▸ Work to be completed:
Line filter on the word "Science": copy each matching line from the entries.

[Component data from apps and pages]
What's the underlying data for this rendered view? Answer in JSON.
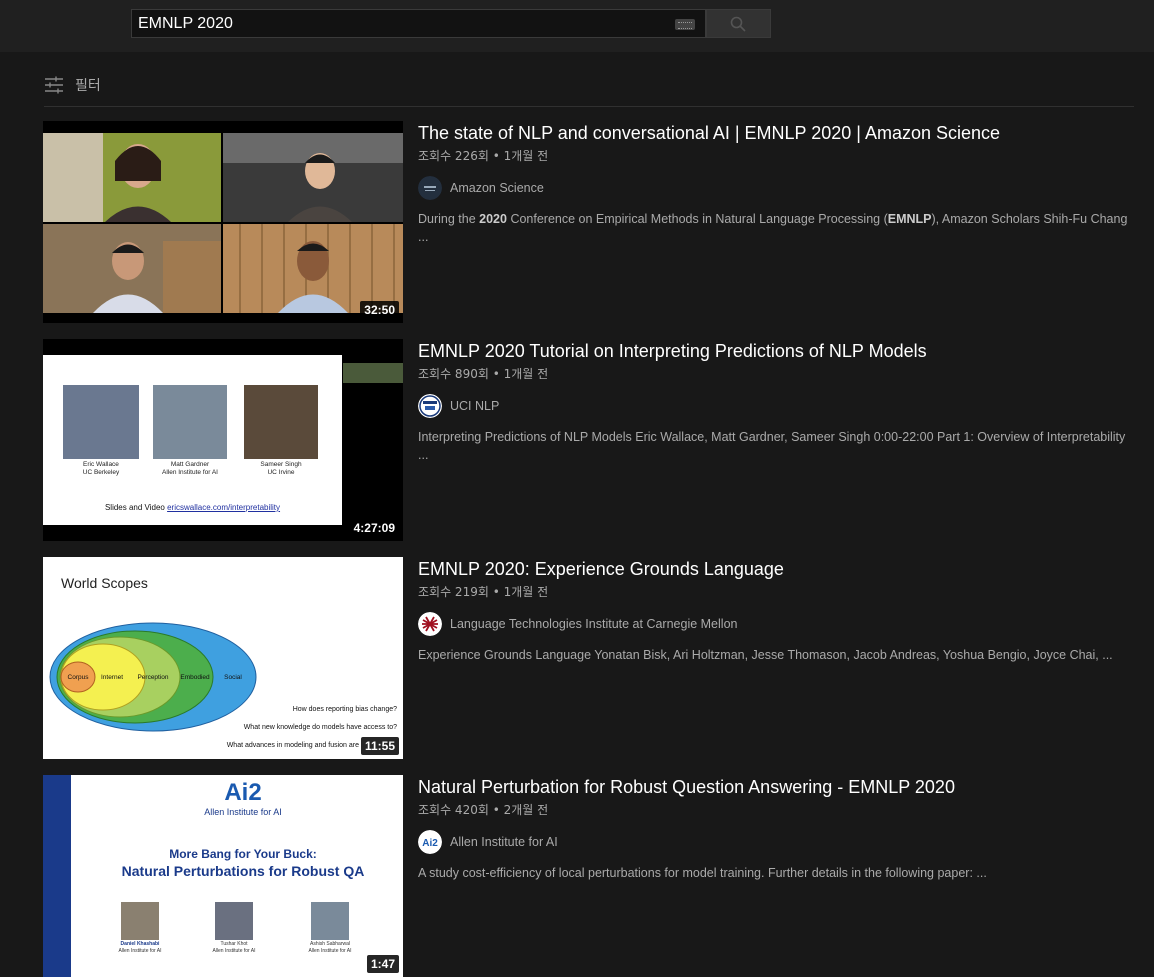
{
  "search": {
    "value": "EMNLP 2020"
  },
  "filter": {
    "label": "필터"
  },
  "videos": [
    {
      "title": "The state of NLP and conversational AI | EMNLP 2020 | Amazon Science",
      "meta": "조회수 226회 • 1개월 전",
      "channel": "Amazon Science",
      "duration": "32:50",
      "description": [
        "During the ",
        "2020",
        " Conference on Empirical Methods in Natural Language Processing (",
        "EMNLP",
        "), Amazon Scholars Shih-Fu Chang ..."
      ]
    },
    {
      "title": "EMNLP 2020 Tutorial on Interpreting Predictions of NLP Models",
      "meta": "조회수 890회 • 1개월 전",
      "channel": "UCI NLP",
      "duration": "4:27:09",
      "description": "Interpreting Predictions of NLP Models Eric Wallace, Matt Gardner, Sameer Singh 0:00-22:00 Part 1: Overview of Interpretability ...",
      "thumb": {
        "people": [
          {
            "name": "Eric Wallace",
            "org": "UC Berkeley"
          },
          {
            "name": "Matt Gardner",
            "org": "Allen Institute for AI"
          },
          {
            "name": "Sameer Singh",
            "org": "UC Irvine"
          }
        ],
        "slides_label": "Slides and Video ",
        "slides_link": "ericswallace.com/interpretability"
      }
    },
    {
      "title": "EMNLP 2020: Experience Grounds Language",
      "meta": "조회수 219회 • 1개월 전",
      "channel": "Language Technologies Institute at Carnegie Mellon",
      "duration": "11:55",
      "description": "Experience Grounds Language Yonatan Bisk, Ari Holtzman, Jesse Thomason, Jacob Andreas, Yoshua Bengio, Joyce Chai, ...",
      "thumb": {
        "heading": "World Scopes",
        "scopes": [
          "Corpus",
          "Internet",
          "Perception",
          "Embodied",
          "Social"
        ],
        "questions": [
          "How does reporting bias change?",
          "What new knowledge do models have access to?",
          "What advances in modeling and fusion are"
        ]
      }
    },
    {
      "title": "Natural Perturbation for Robust Question Answering - EMNLP 2020",
      "meta": "조회수 420회 • 2개월 전",
      "channel": "Allen Institute for AI",
      "duration": "1:47",
      "description": "A study cost-efficiency of local perturbations for model training. Further details in the following paper: ...",
      "thumb": {
        "logo": "Ai2",
        "org": "Allen Institute for AI",
        "line1": "More Bang for Your Buck:",
        "line2": "Natural Perturbations for Robust QA",
        "people": [
          {
            "name": "Daniel Khashabi",
            "org": "Allen Institute for AI"
          },
          {
            "name": "Tushar Khot",
            "org": "Allen Institute for AI"
          },
          {
            "name": "Ashish Sabharwal",
            "org": "Allen Institute for AI"
          }
        ]
      }
    }
  ]
}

▸ Output for this task:
      "title": "The state of NLP and conversational AI | EMNLP 2020 | Amazon Science",
      "channel": "Amazon Science",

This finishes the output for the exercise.